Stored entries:
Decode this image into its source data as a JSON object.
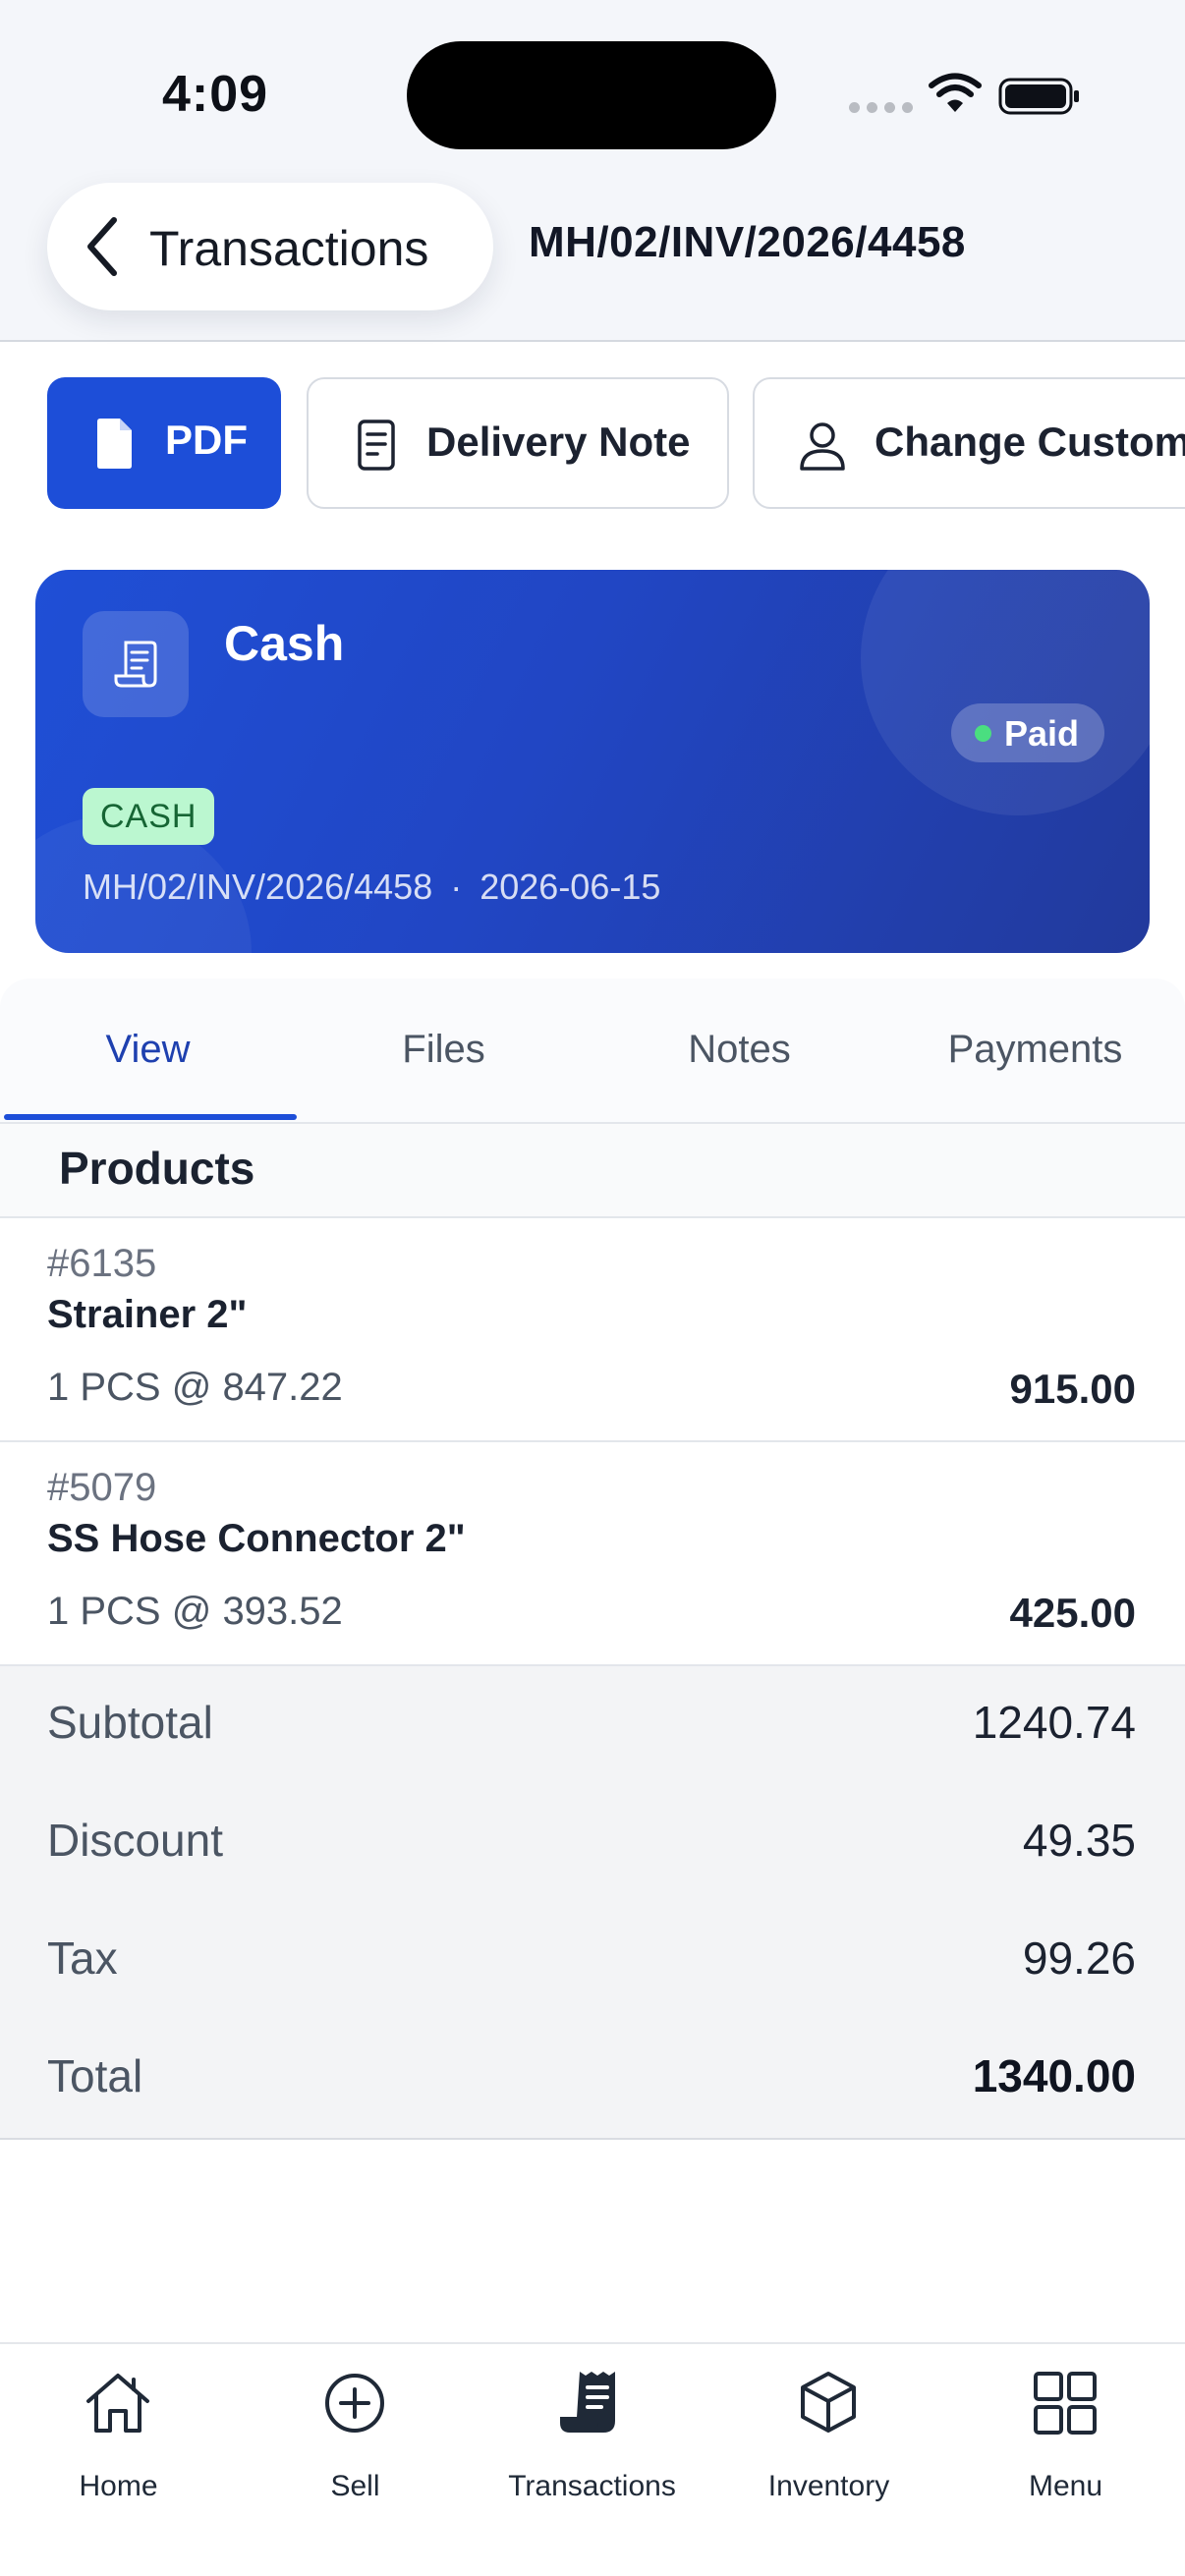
{
  "status_bar": {
    "time": "4:09"
  },
  "header": {
    "back_label": "Transactions",
    "invoice_number": "MH/02/INV/2026/4458"
  },
  "actions": {
    "pdf_label": "PDF",
    "delivery_label": "Delivery Note",
    "customer_label": "Change Custom"
  },
  "hero": {
    "title": "Cash",
    "status": "Paid",
    "payment_badge": "CASH",
    "reference": "MH/02/INV/2026/4458",
    "separator": "·",
    "date": "2026-06-15"
  },
  "tabs": [
    {
      "label": "View"
    },
    {
      "label": "Files"
    },
    {
      "label": "Notes"
    },
    {
      "label": "Payments"
    }
  ],
  "products": {
    "header": "Products",
    "items": [
      {
        "code": "#6135",
        "name": "Strainer 2\"",
        "qty_line": "1 PCS @ 847.22",
        "total": "915.00"
      },
      {
        "code": "#5079",
        "name": "SS Hose Connector 2\"",
        "qty_line": "1 PCS @ 393.52",
        "total": "425.00"
      }
    ]
  },
  "totals": {
    "subtotal_label": "Subtotal",
    "subtotal": "1240.74",
    "discount_label": "Discount",
    "discount": "49.35",
    "tax_label": "Tax",
    "tax": "99.26",
    "total_label": "Total",
    "total": "1340.00"
  },
  "bottom_nav": [
    {
      "label": "Home",
      "icon": "home-icon"
    },
    {
      "label": "Sell",
      "icon": "plus-circle-icon"
    },
    {
      "label": "Transactions",
      "icon": "receipt-icon"
    },
    {
      "label": "Inventory",
      "icon": "box-icon"
    },
    {
      "label": "Menu",
      "icon": "grid-icon"
    }
  ],
  "colors": {
    "primary": "#1d4ed8",
    "hero_gradient_end": "#223a9c",
    "paid_dot": "#4ade80",
    "cash_badge_bg": "#bbf7d0"
  }
}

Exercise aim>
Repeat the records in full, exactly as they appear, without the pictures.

Task solution>
Decode this image into its source data as a JSON object.
{
  "status_bar": {
    "time": "4:09"
  },
  "header": {
    "back_label": "Transactions",
    "invoice_number": "MH/02/INV/2026/4458"
  },
  "actions": {
    "pdf_label": "PDF",
    "delivery_label": "Delivery Note",
    "customer_label": "Change Custom"
  },
  "hero": {
    "title": "Cash",
    "status": "Paid",
    "payment_badge": "CASH",
    "reference": "MH/02/INV/2026/4458",
    "separator": "·",
    "date": "2026-06-15"
  },
  "tabs": [
    {
      "label": "View"
    },
    {
      "label": "Files"
    },
    {
      "label": "Notes"
    },
    {
      "label": "Payments"
    }
  ],
  "products": {
    "header": "Products",
    "items": [
      {
        "code": "#6135",
        "name": "Strainer 2\"",
        "qty_line": "1 PCS @ 847.22",
        "total": "915.00"
      },
      {
        "code": "#5079",
        "name": "SS Hose Connector 2\"",
        "qty_line": "1 PCS @ 393.52",
        "total": "425.00"
      }
    ]
  },
  "totals": {
    "subtotal_label": "Subtotal",
    "subtotal": "1240.74",
    "discount_label": "Discount",
    "discount": "49.35",
    "tax_label": "Tax",
    "tax": "99.26",
    "total_label": "Total",
    "total": "1340.00"
  },
  "bottom_nav": [
    {
      "label": "Home",
      "icon": "home-icon"
    },
    {
      "label": "Sell",
      "icon": "plus-circle-icon"
    },
    {
      "label": "Transactions",
      "icon": "receipt-icon"
    },
    {
      "label": "Inventory",
      "icon": "box-icon"
    },
    {
      "label": "Menu",
      "icon": "grid-icon"
    }
  ],
  "colors": {
    "primary": "#1d4ed8",
    "hero_gradient_end": "#223a9c",
    "paid_dot": "#4ade80",
    "cash_badge_bg": "#bbf7d0"
  }
}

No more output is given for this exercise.